These pages are from Plimpton MS 165.  This is a manuscript from c. 1294 that contains a copy of Boethius's Arithmetic followed by Euclid's Elements.  (Pages from the Boethius are elsewhere in this document.)  This page contains I-46 (On a given straight line to describe a square), I-47 (the Pythagorean Theorem) and I-48 (the converse of the Pythagorean Theorem).  At the bottom of the page are the opening definitions of Book II.  The diagrams, however, are not entirely in line with the propositions to which they refer.  For example, the last diagram is one accompanying proposition II-1.





This page contains several propositions from Book III, dealing with properties of circles (propositions III-28, 29, 30, and 31).  Note that the circles are all drawn with a compass and the straight lines with straightedges.   





This is the first page of Book V, with the fancy letter at the top of the page.  The text contains the various definitions of Book V dealing with ratio and proportion.  The illustration in the right margin is of definition 5, the famous definition of equal ratio.



This page is the beginning of Book VI.  Note the fancy initial letter desinating the beginning of a book.  The two diagrams toward the top illustrate the definitions of similar figures.  The text also includes propositions 1 and 2 of the book.  Proposition 1 states that "triangles and parallelograms which are under the same height are to one another as their bases," while proposition 2 is "if a straight line is drawn parallel to one of the sides of a triangle, then it will cut the sides of the triangle proportionally, and conversely."  The proof of proposition 1 is the only one in Book VI that makes explicit use of Euclid's definition 5 in Book V giving the definition of the equality of ratios.

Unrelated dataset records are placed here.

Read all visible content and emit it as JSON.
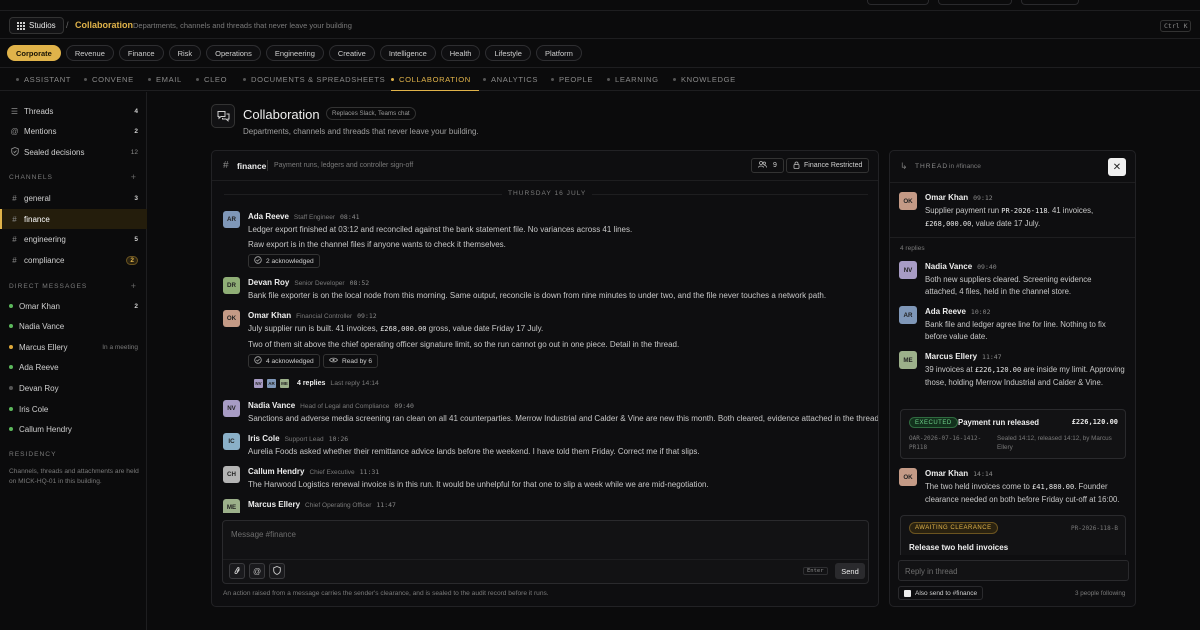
{
  "topbar": {
    "studios_label": "Studios",
    "crumb_sep": "/",
    "crumb_title": "Collaboration",
    "crumb_sub": "Departments, channels and threads that never leave your building",
    "kbd": "Ctrl K"
  },
  "chips": [
    {
      "label": "Corporate",
      "active": true
    },
    {
      "label": "Revenue"
    },
    {
      "label": "Finance"
    },
    {
      "label": "Risk"
    },
    {
      "label": "Operations"
    },
    {
      "label": "Engineering"
    },
    {
      "label": "Creative"
    },
    {
      "label": "Intelligence"
    },
    {
      "label": "Health"
    },
    {
      "label": "Lifestyle"
    },
    {
      "label": "Platform"
    }
  ],
  "nav": [
    "ASSISTANT",
    "CONVENE",
    "EMAIL",
    "CLEO",
    "DOCUMENTS & SPREADSHEETS",
    "COLLABORATION",
    "ANALYTICS",
    "PEOPLE",
    "LEARNING",
    "KNOWLEDGE"
  ],
  "nav_active": "COLLABORATION",
  "sidebar": {
    "top": [
      {
        "icon": "threads-icon",
        "label": "Threads",
        "count": "4"
      },
      {
        "icon": "at-icon",
        "label": "Mentions",
        "count": "2"
      },
      {
        "icon": "shield-icon",
        "label": "Sealed decisions",
        "count": "12"
      }
    ],
    "channels_head": "CHANNELS",
    "channels": [
      {
        "label": "general",
        "count": "3"
      },
      {
        "label": "finance",
        "count": "",
        "active": true
      },
      {
        "label": "engineering",
        "count": "5"
      },
      {
        "label": "compliance",
        "count": "2",
        "pill": true
      }
    ],
    "dm_head": "DIRECT MESSAGES",
    "dms": [
      {
        "label": "Omar Khan",
        "count": "2",
        "status": "online"
      },
      {
        "label": "Nadia Vance",
        "count": "",
        "status": "online"
      },
      {
        "label": "Marcus Ellery",
        "count": "",
        "status": "busy",
        "note": "In a meeting"
      },
      {
        "label": "Ada Reeve",
        "count": "",
        "status": "online"
      },
      {
        "label": "Devan Roy",
        "count": "",
        "status": "away"
      },
      {
        "label": "Iris Cole",
        "count": "",
        "status": "online"
      },
      {
        "label": "Callum Hendry",
        "count": "",
        "status": "online"
      }
    ],
    "residency_head": "RESIDENCY",
    "residency_text": "Channels, threads and attachments are held on MICK-HQ-01 in this building."
  },
  "page": {
    "title": "Collaboration",
    "badge": "Replaces Slack, Teams chat",
    "subtitle": "Departments, channels and threads that never leave your building."
  },
  "channel": {
    "name": "finance",
    "desc": "Payment runs, ledgers and controller sign-off",
    "members": "9",
    "restricted": "Finance Restricted",
    "day": "THURSDAY 16 JULY",
    "messages": [
      {
        "initials": "AR",
        "color": "#7f97b8",
        "name": "Ada Reeve",
        "role": "Staff Engineer",
        "time": "08:41",
        "lines": [
          "Ledger export finished at 03:12 and reconciled against the bank statement file. No variances across 41 lines.",
          "Raw export is in the channel files if anyone wants to check it themselves."
        ],
        "ack": "2 acknowledged"
      },
      {
        "initials": "DR",
        "color": "#8fae76",
        "name": "Devan Roy",
        "role": "Senior Developer",
        "time": "08:52",
        "lines": [
          "Bank file exporter is on the local node from this morning. Same output, reconcile is down from nine minutes to under two, and the file never touches a network path."
        ]
      },
      {
        "initials": "OK",
        "color": "#c49a86",
        "name": "Omar Khan",
        "role": "Financial Controller",
        "time": "09:12",
        "line1_a": "July supplier run is built. 41 invoices, ",
        "line1_amount": "£268,000.00",
        "line1_b": " gross, value date Friday 17 July.",
        "lines": [
          "Two of them sit above the chief operating officer signature limit, so the run cannot go out in one piece. Detail in the thread."
        ],
        "ack": "4 acknowledged",
        "read": "Read by 6",
        "replies": {
          "avatars": [
            "NV",
            "AR",
            "ME"
          ],
          "count": "4 replies",
          "last": "Last reply 14:14"
        }
      },
      {
        "initials": "NV",
        "color": "#a79bc4",
        "name": "Nadia Vance",
        "role": "Head of Legal and Compliance",
        "time": "09:40",
        "lines": [
          "Sanctions and adverse media screening ran clean on all 41 counterparties. Merrow Industrial and Calder & Vine are new this month. Both cleared, evidence attached in the thread."
        ]
      },
      {
        "initials": "IC",
        "color": "#8ab0c8",
        "name": "Iris Cole",
        "role": "Support Lead",
        "time": "10:26",
        "lines": [
          "Aurelia Foods asked whether their remittance advice lands before the weekend. I have told them Friday. Correct me if that slips."
        ]
      },
      {
        "initials": "CH",
        "color": "#b4b4b4",
        "name": "Callum Hendry",
        "role": "Chief Executive",
        "time": "11:31",
        "lines": [
          "The Harwood Logistics renewal invoice is in this run. It would be unhelpful for that one to slip a week while we are mid-negotiation."
        ]
      },
      {
        "initials": "ME",
        "color": "#9cb08a",
        "name": "Marcus Ellery",
        "role": "Chief Operating Officer",
        "time": "11:47",
        "lines": []
      }
    ],
    "composer_placeholder": "Message #finance",
    "enter_hint": "Enter",
    "send_label": "Send",
    "footer": "An action raised from a message carries the sender's clearance, and is sealed to the audit record before it runs."
  },
  "thread": {
    "label": "THREAD",
    "in": "in #finance",
    "root": {
      "initials": "OK",
      "color": "#c49a86",
      "name": "Omar Khan",
      "time": "09:12",
      "t1": "Supplier payment run ",
      "ref": "PR-2026-118",
      "t2": ". 41 invoices, ",
      "amount": "£268,000.00",
      "t3": ", value date 17 July."
    },
    "replies_label": "4 replies",
    "replies": [
      {
        "initials": "NV",
        "color": "#a79bc4",
        "name": "Nadia Vance",
        "time": "09:40",
        "text": "Both new suppliers cleared. Screening evidence attached, 4 files, held in the channel store."
      },
      {
        "initials": "AR",
        "color": "#7f97b8",
        "name": "Ada Reeve",
        "time": "10:02",
        "text": "Bank file and ledger agree line for line. Nothing to fix before value date."
      },
      {
        "initials": "ME",
        "color": "#9cb08a",
        "name": "Marcus Ellery",
        "time": "11:47",
        "t1": "39 invoices at ",
        "amount": "£226,120.00",
        "t2": " are inside my limit. Approving those, holding Merrow Industrial and Calder & Vine."
      }
    ],
    "executed_card": {
      "badge": "EXECUTED",
      "title": "Payment run released",
      "amount": "£226,120.00",
      "ref": "OAR-2026-07-16-1412-PR118",
      "note": "Sealed 14:12, released 14:12, by Marcus Ellery"
    },
    "omar_reply": {
      "initials": "OK",
      "color": "#c49a86",
      "name": "Omar Khan",
      "time": "14:14",
      "t1": "The two held invoices come to ",
      "amount": "£41,880.00",
      "t2": ". Founder clearance needed on both before Friday cut-off at 16:00."
    },
    "awaiting_card": {
      "badge": "AWAITING CLEARANCE",
      "ref": "PR-2026-118-B",
      "title": "Release two held invoices"
    },
    "reply_placeholder": "Reply in thread",
    "also_send": "Also send to #finance",
    "following": "3 people following"
  },
  "colors": {
    "accent": "#e0b34a",
    "background": "#0b0b0c",
    "executed": "#6fd08a",
    "send_button": "#2a2a2d"
  }
}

On this page appears proposition 28 of Book VI (even though the number in the margin says "26").  The proposition, actually a construction, states, "To a given straight line to apply a parallelogram equal to a given rectilinear figure and deficient by a parallelogrammic figure similar to a given one; thus the given rectilineal figure must not be greater than the parallelogram described on the half of the straight line and similar to the defect."  Note that in the accompanying diagram, the parallelogram is a rectangle and the given figure to which the defect is similar (labeled d) is a square.  In this form, the problem can be translated (and was translated by Islamic mathematicians) into the question of solving a quadratic equation.  Namely, if the given line segment has length b, if the given rectilinear figure (here a triangle) has area c, and if the length of the right hand segment of the line segment is labeled x, then the problem can be translated into the quadratic equation x(b - x) = c or bx - x2 = c.

Frank J. Swetz and Victor J. Katz, "Mathematical Treasures - Euclid's Elements in a manuscript from c. 1294," Loci (January 2011)


Mathematical Treasures